Task prompt: Please restate the data exactly, from the first line to the last.

**** Records

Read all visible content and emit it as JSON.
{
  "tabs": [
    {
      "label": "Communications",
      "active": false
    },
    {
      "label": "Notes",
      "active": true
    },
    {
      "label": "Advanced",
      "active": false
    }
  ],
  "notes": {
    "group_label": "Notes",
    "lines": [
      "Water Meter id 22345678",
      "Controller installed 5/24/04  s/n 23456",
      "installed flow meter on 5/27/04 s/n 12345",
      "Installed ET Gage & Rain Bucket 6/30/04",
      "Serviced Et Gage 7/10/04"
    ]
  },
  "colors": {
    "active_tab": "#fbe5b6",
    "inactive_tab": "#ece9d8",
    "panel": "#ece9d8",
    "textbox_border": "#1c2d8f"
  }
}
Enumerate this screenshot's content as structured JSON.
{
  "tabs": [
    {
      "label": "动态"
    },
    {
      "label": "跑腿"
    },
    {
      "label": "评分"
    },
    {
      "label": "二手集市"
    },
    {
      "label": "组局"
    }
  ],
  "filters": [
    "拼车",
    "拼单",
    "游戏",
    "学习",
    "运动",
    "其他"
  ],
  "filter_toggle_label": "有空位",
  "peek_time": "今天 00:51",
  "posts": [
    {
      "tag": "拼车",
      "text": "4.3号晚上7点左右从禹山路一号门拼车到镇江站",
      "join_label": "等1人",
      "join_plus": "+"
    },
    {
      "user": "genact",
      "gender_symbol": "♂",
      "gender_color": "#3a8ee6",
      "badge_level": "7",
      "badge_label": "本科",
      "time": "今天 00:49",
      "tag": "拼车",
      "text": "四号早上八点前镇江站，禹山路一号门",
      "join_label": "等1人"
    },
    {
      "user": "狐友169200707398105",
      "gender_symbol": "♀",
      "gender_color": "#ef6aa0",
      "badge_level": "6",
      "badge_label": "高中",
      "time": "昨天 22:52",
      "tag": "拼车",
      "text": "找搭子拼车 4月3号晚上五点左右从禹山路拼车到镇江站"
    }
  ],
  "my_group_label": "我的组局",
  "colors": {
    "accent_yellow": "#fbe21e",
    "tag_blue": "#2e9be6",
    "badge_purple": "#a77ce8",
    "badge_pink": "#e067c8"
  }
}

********

Response box:
Read all visible content and emit it as JSON.
{
  "tabs": [
    {
      "label": "Communications",
      "active": false
    },
    {
      "label": "Notes",
      "active": true
    },
    {
      "label": "Advanced",
      "active": false
    }
  ],
  "notes": {
    "group_label": "Notes",
    "lines": [
      "Water Meter id 22345678",
      "Controller installed 5/24/04  s/n 23456",
      "installed flow meter on 5/27/04 s/n 12345",
      "Installed ET Gage & Rain Bucket 6/30/04",
      "Serviced Et Gage 7/10/04"
    ]
  },
  "colors": {
    "active_tab": "#fbe5b6",
    "inactive_tab": "#ece9d8",
    "panel": "#ece9d8",
    "textbox_border": "#1c2d8f"
  }
}
Enumerate this screenshot's content as structured JSON.
{
  "tabs": [
    {
      "label": "动态"
    },
    {
      "label": "跑腿"
    },
    {
      "label": "评分"
    },
    {
      "label": "二手集市"
    },
    {
      "label": "组局"
    }
  ],
  "filters": [
    "拼车",
    "拼单",
    "游戏",
    "学习",
    "运动",
    "其他"
  ],
  "filter_toggle_label": "有空位",
  "peek_time": "今天 00:51",
  "posts": [
    {
      "tag": "拼车",
      "text": "4.3号晚上7点左右从禹山路一号门拼车到镇江站",
      "join_label": "等1人",
      "join_plus": "+"
    },
    {
      "user": "genact",
      "gender_symbol": "♂",
      "gender_color": "#3a8ee6",
      "badge_level": "7",
      "badge_label": "本科",
      "time": "今天 00:49",
      "tag": "拼车",
      "text": "四号早上八点前镇江站，禹山路一号门",
      "join_label": "等1人"
    },
    {
      "user": "狐友169200707398105",
      "gender_symbol": "♀",
      "gender_color": "#ef6aa0",
      "badge_level": "6",
      "badge_label": "高中",
      "time": "昨天 22:52",
      "tag": "拼车",
      "text": "找搭子拼车 4月3号晚上五点左右从禹山路拼车到镇江站"
    }
  ],
  "my_group_label": "我的组局",
  "colors": {
    "accent_yellow": "#fbe21e",
    "tag_blue": "#2e9be6",
    "badge_purple": "#a77ce8",
    "badge_pink": "#e067c8"
  }
}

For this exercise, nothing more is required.